IDPH has cited and fined Grove of St. Charles nursing home after a resident there became injured in a wheelchair accident.
Wheelchairs are one of the most common pieces of equipment used in a nursing home setting and at first blush are very simple to use safely. However, even these simple devices can prove dangerous when not used properly.
On the morning of the injury, aides were escorting three residents on a morning walk around the facility through the parking lot. The residents were walking side by side when the left rear wheel of one of the resident’s wheelchairs caught the edge of a manhole cover. Unfortunately for the resident, the aide had neglected to attach the foot pedals to the resident’s wheelchair.
The use of leg pedals on a wheelchair helps to position the hips back if there is a sudden “jerk” while in motion. They keep the knees up and the person back in their seat.
As the chair became stuck in the manhole cover, the resident lurched forward and fell out of the chair, landing on the pavement.
The resident suffered a progression of an existing neck fracture, a shoulder dislocation, and a hematoma on her forehead.
Sadly, the resident had been mobile prior to the fall and had been able to wheel herself around the hallways but has subsequently become primarily bed bound after the injury.
A janitor, examining the manhole cover after the accident, noted that it was painted yellow and was set down three-quarters of an inch below the surrounding asphalt.

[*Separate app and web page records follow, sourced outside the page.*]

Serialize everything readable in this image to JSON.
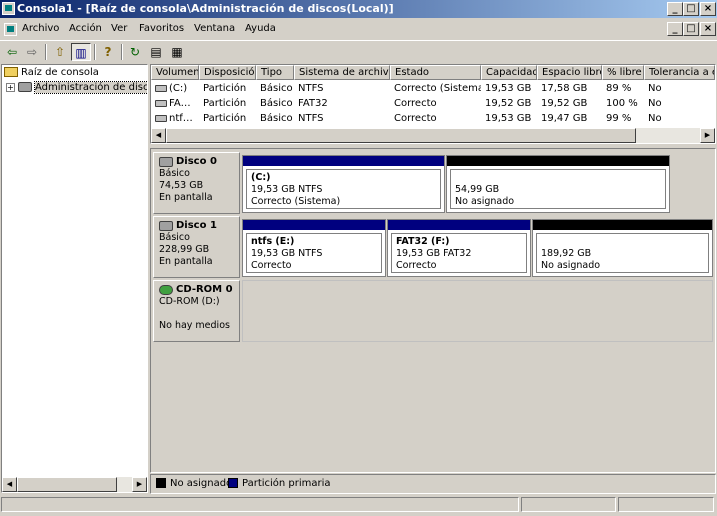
{
  "window": {
    "title": "Consola1 - [Raíz de consola\\Administración de discos(Local)]",
    "controls": [
      "_",
      "□",
      "×"
    ]
  },
  "menu": [
    "Archivo",
    "Acción",
    "Ver",
    "Favoritos",
    "Ventana",
    "Ayuda"
  ],
  "mdi_controls": [
    "_",
    "□",
    "×"
  ],
  "toolbar": {
    "icons": [
      "back-arrow-icon",
      "forward-arrow-icon",
      "up-folder-icon",
      "show-tree-icon",
      "help-icon",
      "refresh-icon",
      "properties-icon",
      "disk-properties-icon"
    ],
    "glyphs": [
      "⇦",
      "⇨",
      "⇧",
      "▥",
      "?",
      "↻",
      "▤",
      "▦"
    ]
  },
  "tree": {
    "root": "Raíz de consola",
    "child": "Administración de discos(",
    "expander": "+"
  },
  "volume_table": {
    "columns": [
      "Volumen",
      "Disposición",
      "Tipo",
      "Sistema de archivos",
      "Estado",
      "Capacidad",
      "Espacio libre",
      "% libre",
      "Tolerancia a err"
    ],
    "rows": [
      [
        "(C:)",
        "Partición",
        "Básico",
        "NTFS",
        "Correcto (Sistema)",
        "19,53 GB",
        "17,58 GB",
        "89 %",
        "No"
      ],
      [
        "FA…",
        "Partición",
        "Básico",
        "FAT32",
        "Correcto",
        "19,52 GB",
        "19,52 GB",
        "100 %",
        "No"
      ],
      [
        "ntf…",
        "Partición",
        "Básico",
        "NTFS",
        "Correcto",
        "19,53 GB",
        "19,47 GB",
        "99 %",
        "No"
      ]
    ]
  },
  "disks": [
    {
      "name": "Disco 0",
      "lines": [
        "Básico",
        "74,53 GB",
        "En pantalla"
      ],
      "partitions": [
        {
          "label": "(C:)",
          "size": "19,53 GB NTFS",
          "status": "Correcto (Sistema)",
          "color": "#00007f"
        },
        {
          "label": "",
          "size": "54,99 GB",
          "status": "No asignado",
          "color": "#000000"
        }
      ]
    },
    {
      "name": "Disco 1",
      "lines": [
        "Básico",
        "228,99 GB",
        "En pantalla"
      ],
      "partitions": [
        {
          "label": "ntfs  (E:)",
          "size": "19,53 GB NTFS",
          "status": "Correcto",
          "color": "#00007f"
        },
        {
          "label": "FAT32  (F:)",
          "size": "19,53 GB FAT32",
          "status": "Correcto",
          "color": "#00007f"
        },
        {
          "label": "",
          "size": "189,92 GB",
          "status": "No asignado",
          "color": "#000000"
        }
      ]
    },
    {
      "name": "CD-ROM 0",
      "lines": [
        "CD-ROM (D:)",
        "",
        "No hay medios"
      ],
      "partitions": []
    }
  ],
  "legend": [
    {
      "label": "No asignado",
      "color": "#000000"
    },
    {
      "label": "Partición primaria",
      "color": "#00007f"
    }
  ],
  "scroll_arrows": {
    "left": "◀",
    "right": "▶"
  }
}
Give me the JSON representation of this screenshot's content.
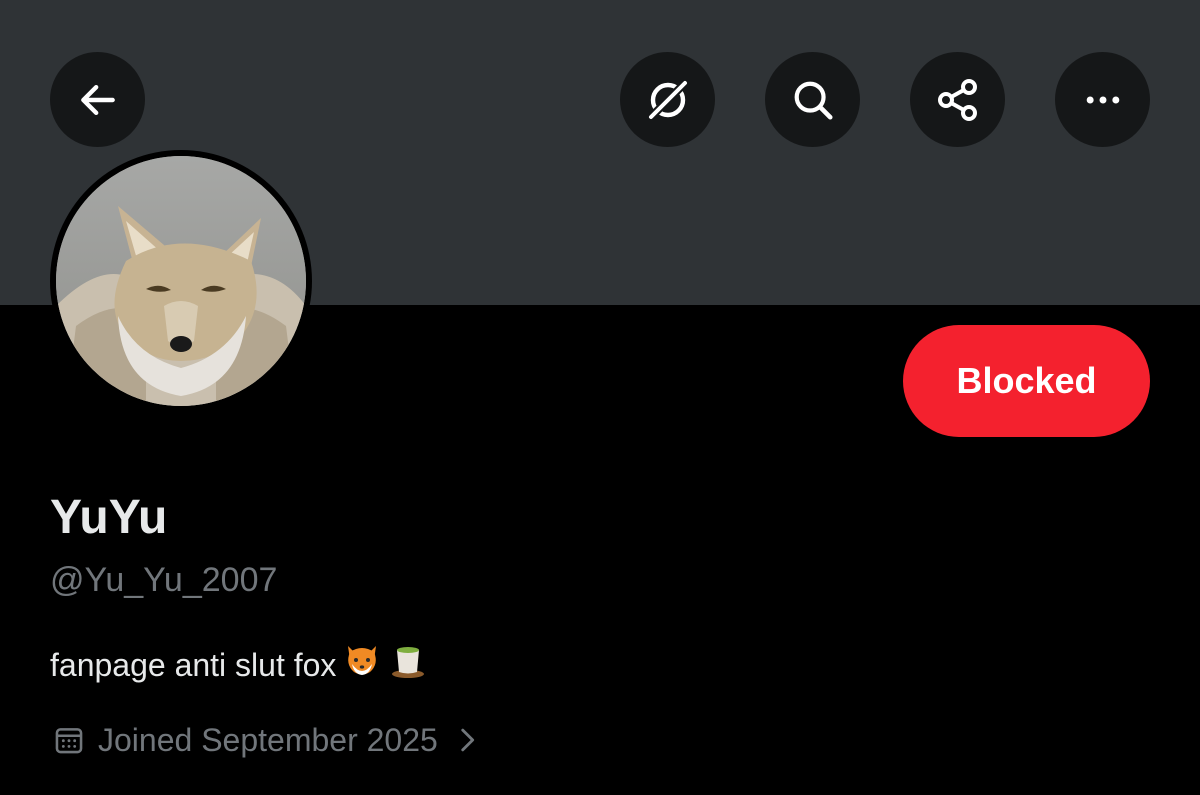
{
  "header": {
    "back_icon": "arrow-left-icon",
    "grok_icon": "grok-icon",
    "search_icon": "search-icon",
    "share_icon": "share-icon",
    "more_icon": "more-horizontal-icon"
  },
  "profile": {
    "display_name": "YuYu",
    "handle": "@Yu_Yu_2007",
    "bio": "fanpage anti slut fox",
    "bio_emojis": [
      "fox-face-emoji",
      "teacup-emoji"
    ],
    "joined": "Joined September 2025",
    "avatar": "fox-avatar"
  },
  "actions": {
    "blocked_label": "Blocked"
  },
  "colors": {
    "banner": "#2f3336",
    "background": "#000000",
    "button_bg": "#151718",
    "blocked": "#f4212e",
    "secondary_text": "#71767b",
    "primary_text": "#e7e9ea"
  }
}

The janitor also noted that there was ample room on either side of the manhole cover and that the aide should have been able to wheel the resident around the cover, not over it.
Like all pieces of equipment in a nursing home, a wheelchair is a safe piece of equipment – when used properly. This includes using the footrests – the use of which would have helped to prevent this kind of accident. The misuse of the wheelchair was the immediate cause of this accident.
The fact that such an obvious safety measure was not taken raises serious questions as to whether this is an understaffed nursing home. When the facts of an accident show that the staff was taking a shortcut which placed the safety of the resident at risk, it could be an indicator that the staff was not trained properly or that the staff simply did not have time to do things properly. Either way, this raises questions about how the nursing home is being operated. One of our core beliefs is that nursing homes are built to fail due to the business model they follow and that unnecessary accidental injuries and wrongful deaths of nursing home residents are the inevitable result. Order our FREE report, Built to Fail, to learn more about why. Our experienced Chicago nursing home lawyers are ready to help you understand what happened, why, and what your rights are. Contact us to get the help you need.